Although James Cook’s three voyages shaped Europe’s knowledge of the world, the results of his expeditions are still open to controversy. In documentary videos around the British Library featuring people from some of the countries Cook visited, the famous broadcaster Sir David Attenborough (b1926) looked into the negative impacts of the three voyages.

Controversial aspects include violence and unnecessary death in New Zealand and eventual imperialism in Australia. Other countries and islands were now of interest to people in Europe and were soon to be colonised, virtually eradicating native societies, traditions and countries.

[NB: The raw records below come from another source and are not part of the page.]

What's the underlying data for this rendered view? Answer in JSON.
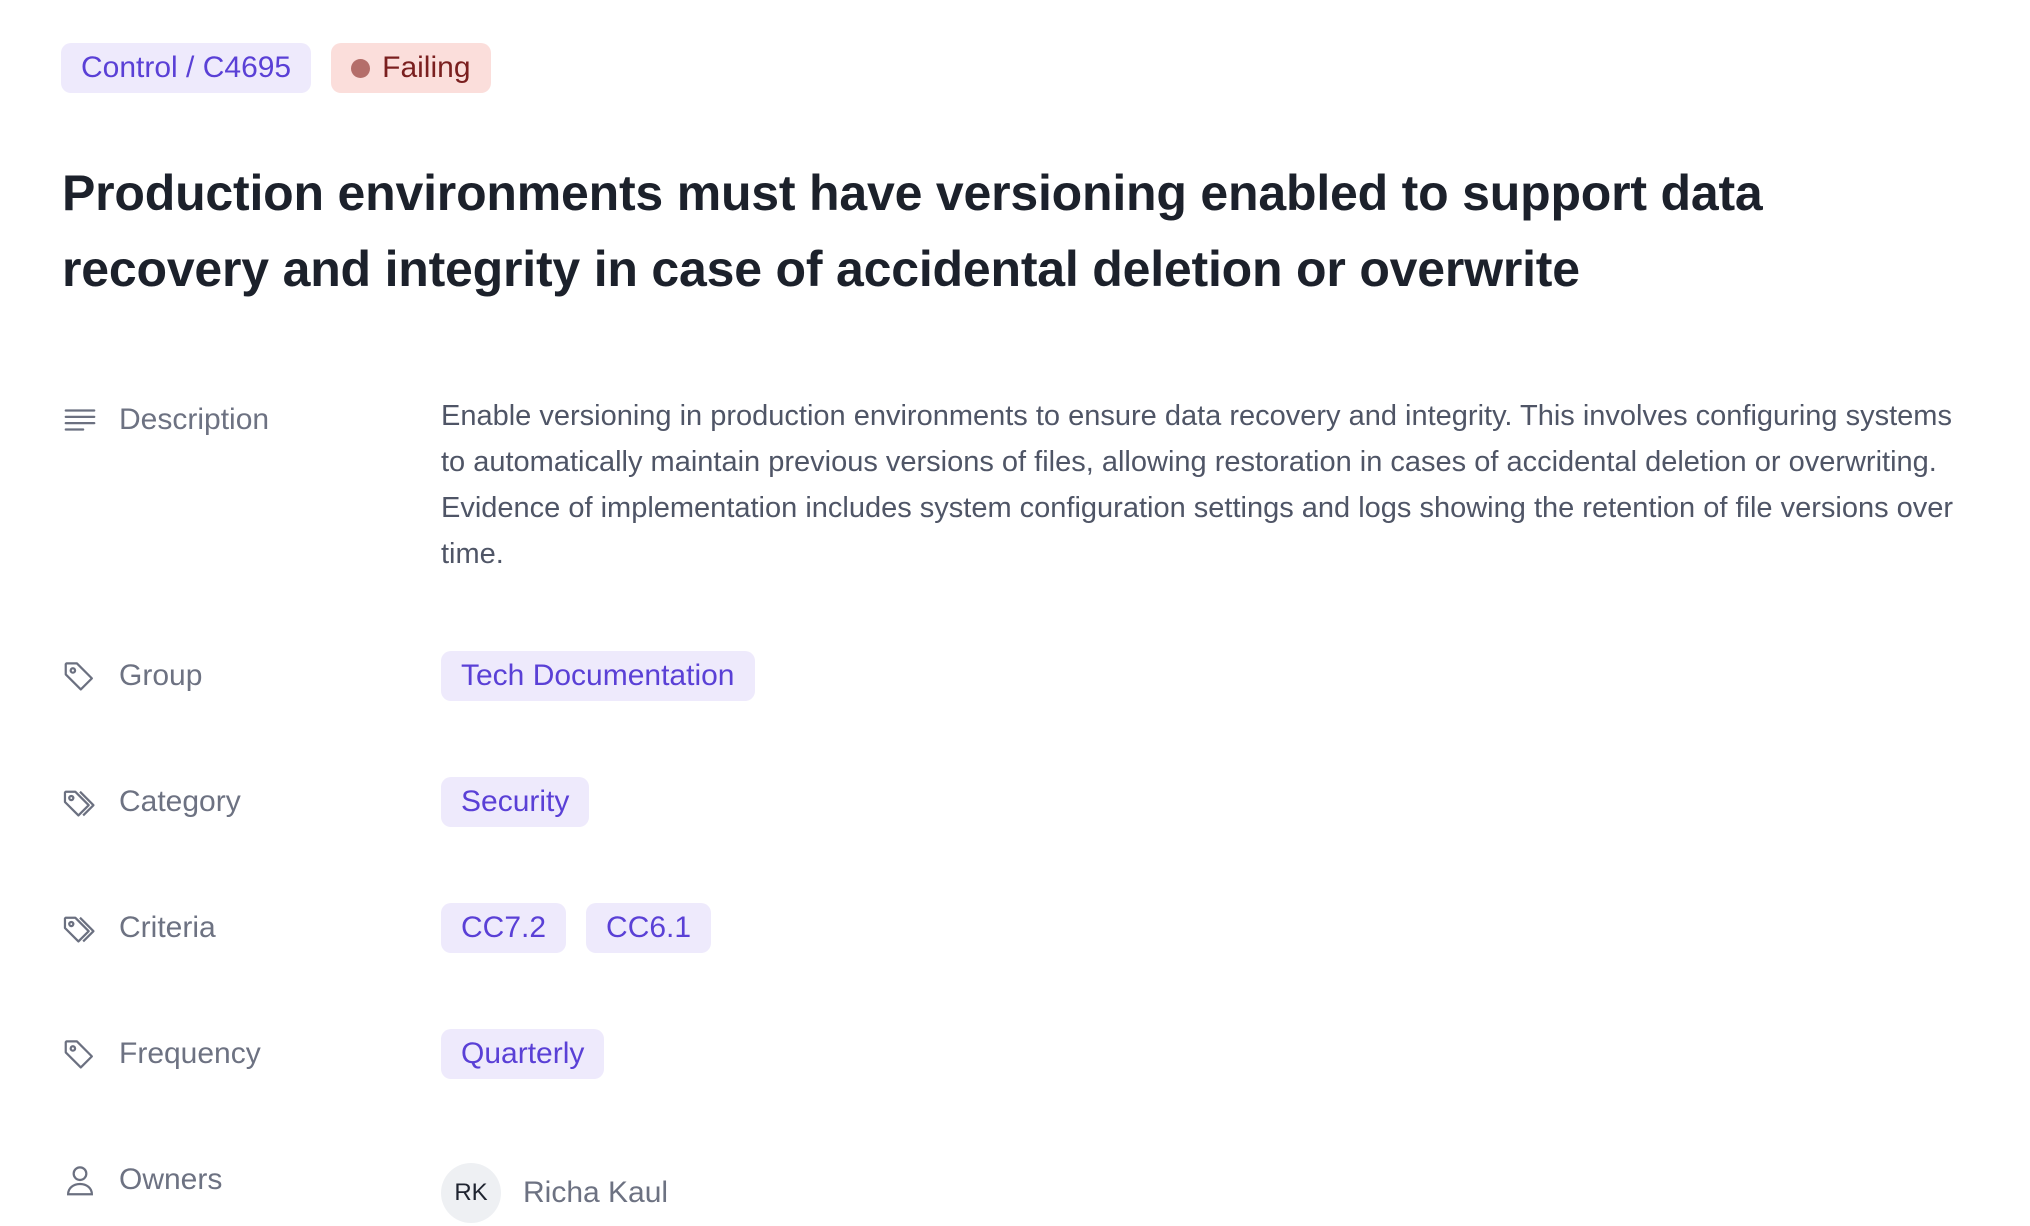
{
  "header": {
    "control_id_label": "Control / C4695",
    "status_label": "Failing",
    "status_color": "#b46e6a",
    "accent_color": "#5a40d6"
  },
  "title": "Production environments must have versioning enabled to support data recovery and integrity in case of accidental deletion or overwrite",
  "properties": {
    "description": {
      "label": "Description",
      "icon": "text-lines-icon",
      "value": "Enable versioning in production environments to ensure data recovery and integrity. This involves configuring systems to automatically maintain previous versions of files, allowing restoration in cases of accidental deletion or overwriting. Evidence of implementation includes system configuration settings and logs showing the retention of file versions over time."
    },
    "group": {
      "label": "Group",
      "icon": "tag-icon",
      "tags": [
        "Tech Documentation"
      ]
    },
    "category": {
      "label": "Category",
      "icon": "tags-icon",
      "tags": [
        "Security"
      ]
    },
    "criteria": {
      "label": "Criteria",
      "icon": "tags-icon",
      "tags": [
        "CC7.2",
        "CC6.1"
      ]
    },
    "frequency": {
      "label": "Frequency",
      "icon": "tag-icon",
      "tags": [
        "Quarterly"
      ]
    },
    "owners": {
      "label": "Owners",
      "icon": "user-icon",
      "people": [
        {
          "initials": "RK",
          "name": "Richa Kaul"
        }
      ]
    }
  }
}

The British Library attempted to show both the good and bad results of James Cook’s three voyages, however, by doing so, did not go into all that much detail about the trips and discoveries. Everything revolved around the items they had collected, such as drawings, journals and a few specimens; anything not visually documented was forgotten about, leading those who did not previously know much about James Cook wondering why it is mainly him and not other crew members that are remembered for the voyages.

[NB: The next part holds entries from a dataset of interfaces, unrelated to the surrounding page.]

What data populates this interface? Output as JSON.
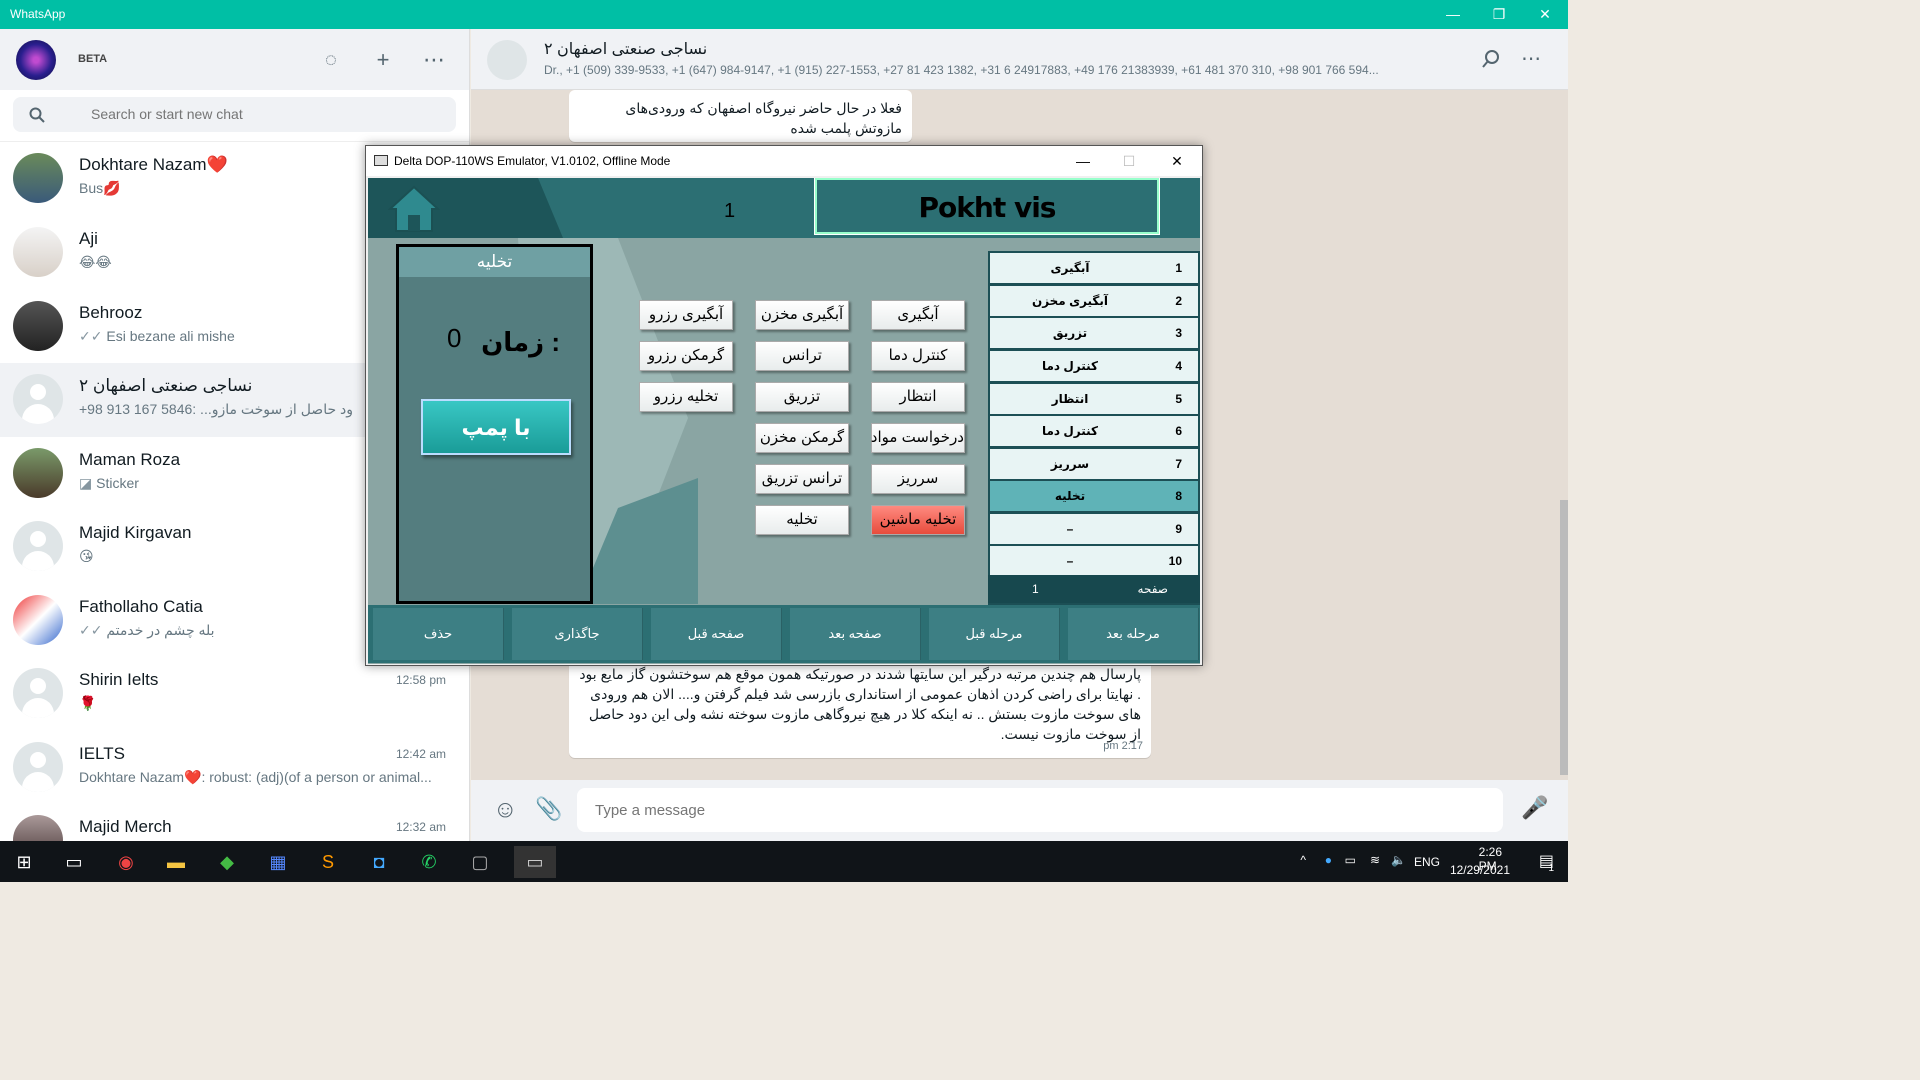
{
  "app_title": "WhatsApp",
  "sidebar": {
    "beta_label": "BETA",
    "search_placeholder": "Search or start new chat",
    "chats": [
      {
        "name": "Dokhtare Nazam❤️",
        "message": "Bus💋",
        "time": ""
      },
      {
        "name": "Aji",
        "message": "😂😂",
        "time": ""
      },
      {
        "name": "Behrooz",
        "message": "Esi bezane ali mishe",
        "time": ""
      },
      {
        "name": "نساجی صنعتی اصفهان ۲",
        "message": "+98 913 167 5846: ...ود حاصل از سوخت مازو",
        "time": ""
      },
      {
        "name": "Maman Roza",
        "message": "Sticker",
        "time": ""
      },
      {
        "name": "Majid Kirgavan",
        "message": "😘",
        "time": ""
      },
      {
        "name": "Fathollaho Catia",
        "message": "بله چشم در خدمتم",
        "time": ""
      },
      {
        "name": "Shirin Ielts",
        "message": "🌹",
        "time": "12:58 pm"
      },
      {
        "name": "IELTS",
        "message": "Dokhtare Nazam❤️: robust: (adj)(of a person or animal...",
        "time": "12:42 am"
      },
      {
        "name": "Majid Merch",
        "message": "",
        "time": "12:32 am"
      }
    ]
  },
  "conversation": {
    "title": "نساجی صنعتی اصفهان ۲",
    "members": "Dr., +1 (509) 339-9533, +1 (647) 984-9147, +1 (915) 227-1553, +27 81 423 1382, +31 6 24917883, +49 176 21383939, +61 481 370 310, +98 901 766 594...",
    "top_message": "فعلا در حال حاضر نیروگاه اصفهان که ورودی‌های مازوتش پلمب شده",
    "bottom_message": "پارسال هم چندین مرتبه درگیر این سایتها شدند در صورتیکه همون موقع هم سوختشون گاز مایع بود . نهایتا برای راضی کردن اذهان عمومی از استانداری بازرسی شد فیلم گرفتن و.... الان هم ورودی های سوخت مازوت بستش .. نه اینکه کلا در هیچ نیروگاهی مازوت سوخته نشه ولی این دود حاصل از سوخت مازوت نیست.",
    "bottom_time": "2:17 pm",
    "composer_placeholder": "Type a message"
  },
  "emulator": {
    "window_title": "Delta DOP-110WS Emulator, V1.0102, Offline Mode",
    "page_number": "1",
    "program_name": "Pokht vis",
    "panel_title": "تخلیه",
    "time_label": "زمان :",
    "time_value": "0",
    "pump_label": "با پمپ",
    "buttons": [
      "آبگیری رزرو",
      "آبگیری مخزن",
      "آبگیری",
      "گرمکن رزرو",
      "ترانس",
      "کنترل دما",
      "تخلیه رزرو",
      "تزریق",
      "انتظار",
      "گرمکن مخزن",
      "درخواست مواد",
      "ترانس تزریق",
      "سرریز",
      "تخلیه",
      "تخلیه ماشین"
    ],
    "steps": [
      {
        "n": "1",
        "label": "آبگیری"
      },
      {
        "n": "2",
        "label": "آبگیری مخزن"
      },
      {
        "n": "3",
        "label": "تزریق"
      },
      {
        "n": "4",
        "label": "کنترل دما"
      },
      {
        "n": "5",
        "label": "انتظار"
      },
      {
        "n": "6",
        "label": "کنترل دما"
      },
      {
        "n": "7",
        "label": "سرریز"
      },
      {
        "n": "8",
        "label": "تخلیه"
      },
      {
        "n": "9",
        "label": "–"
      },
      {
        "n": "10",
        "label": "–"
      }
    ],
    "active_step": "8",
    "page_footer_label": "صفحه",
    "page_footer_value": "1",
    "bottom_buttons": [
      "حذف",
      "جاگذاری",
      "صفحه قبل",
      "صفحه بعد",
      "مرحله قبل",
      "مرحله بعد"
    ]
  },
  "taskbar": {
    "language": "ENG",
    "time": "2:26 PM",
    "date": "12/29/2021",
    "notifications": "1"
  },
  "colors": {
    "whatsapp_green": "#00bfa5",
    "hmi_teal": "#2c6f73",
    "hmi_alarm_red": "#e74c3c"
  }
}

In terms of science and geography, the voyages have shaped the way we view the world, including evidence of lives and religions pre-western colonisation. From the specimens collected, botanists, naturalists and scientists have been able to discover so much more about the properties of plants and animals from different locations. Although it is much easier to accomplish what Cook did today, with faster means of travel and scientific equipment, without Cook and the others to show Europe what was out there, the determination to learn more may not have flourished quite as strongly.

James Cook: The Voyages closed on 28th August 2018 to make way for the Anglo-Saxon exhibition opening on 19th October. However, those interested in Cook’s discoveries can view various documents and drawings at the Natural History Museum throughout the remainder of this 250th anniversary year.